Rue89 website cited Michel Masson, a Paris French professor who compiled a report on the proposed changes a decade ago and branded defenders of the linguistic status quo philistines.

“They should be reminded that French spelling is a recent invention, and above all that it has undergone successive reforms – no less than eight – so that to oppose any new reform is to trample on tradition, to mutilate France.”

Road signs warn pedestrians not to use smartphones

It really is a sign of the times.

Noticing that smartphone-addicted pedestrians were putting themselves and others in danger, two Swedish artists decided to design and erect roadsigns in Stockholm urging people to stop staring at their phones while walking in the street.

A road sign arning against pedestrians focusing on their smartphones is pictured on February 2, 2016 near the old town in Stockholm. ( AFP / Jonathan Nackstrand)

A road sign arning against pedestrians focusing on their smartphones is pictured on February 2, 2016 near the old town in Stockholm. ( AFP / Jonathan Nackstrand)

“I am dependent on social media myself. And one day on my way to work I was almost run over because I was staring at my phone like a sick person,” Jacob Sempler, who created the signs with his colleague Emil Tiisman, told The Local.

“It hit me then that I’m not the only one with this behaviour and that it ought to be addressed somehow.”

The odd triangular signs, which depict a man and a woman with heads bowed as they stare at their phones, initially caused a stir in the Swedish capital when they first appeared around the city in November. Since then, news of the signs have gradually spread around the world on social media.

One user on Twitter, Amy Alkon, said: “A pity that street signs can’t yell, ‘Hey, wake up, idiot!'”

Others noted that it was a problem around the world. “Glad to see this is not only happening in America,” tweeted Richard Gersten.

Mr Sempler agreed the problem was not unique to Sweden.

“You can see it all over the world. If you’re out walking in any city at all these days, you see people completely glued to their phones. It’s rather tragicomical, really, that social media in many ways have made us less social,” he told the newspaper.

The signs are not the first attempt to tackle the issue.

In Belgium, Antwerp has given smartphone users their own designated lanes, where they can walk while looking at their mobiles without annoying or endangering others.

However, a study last year found smartphone users might not be as oblivious to their surroundings as some might think.

The white painted lines on the streets of Antwerp designate pathways for those more intent on their screens than paying too much attention to where they are walking. (Photo: Mlab/Shutterstock/Rex)

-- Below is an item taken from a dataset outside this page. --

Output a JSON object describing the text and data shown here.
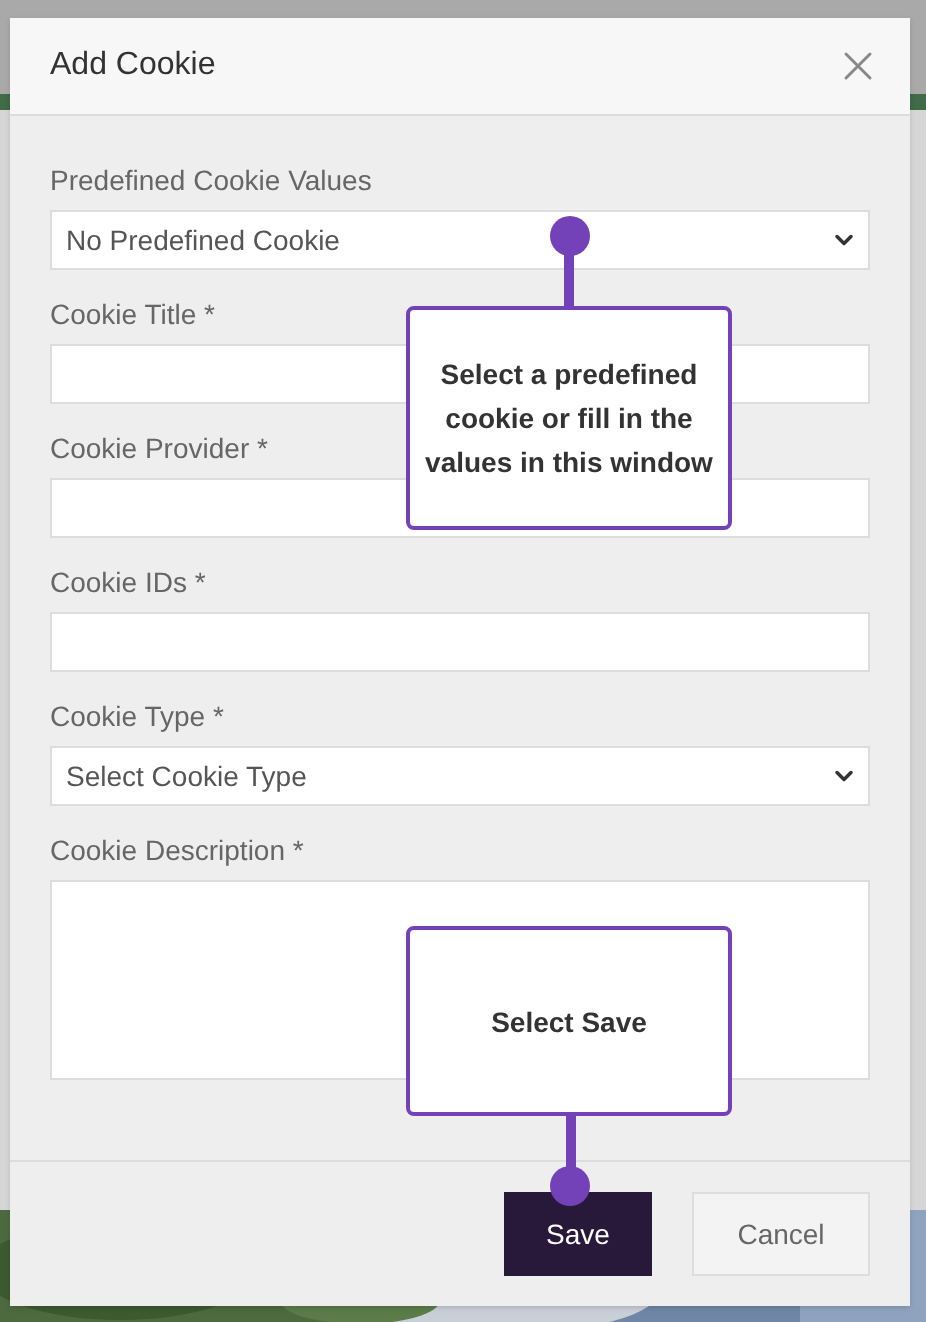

The white painted lines on the streets of Antwerp designate pathways for those more intent on their screens than paying too much attention to where they are walking. (Photo: Mlab/Shutterstock/Rex)

Academics at the University of Bath and Texas, US, found that texting causes people to slow their pace and make large, exaggerated movements to negotiate crowds and compensate for their diminished vision.

Dubbed the “protective shuffle”, it did not seem to work for radio researcher Laura Safe who was videoed walking into the Birmingham canal while texting.

As well as endangering pedestrians, smartphones are also causing health problems, according to the British Chiropractic Association.

It has found a rise in the number of young people with back problems, as the amount of time spent leaning over small phone screens can put spinal discs under pressure.

from The New York Post and London’s Daily Telegraph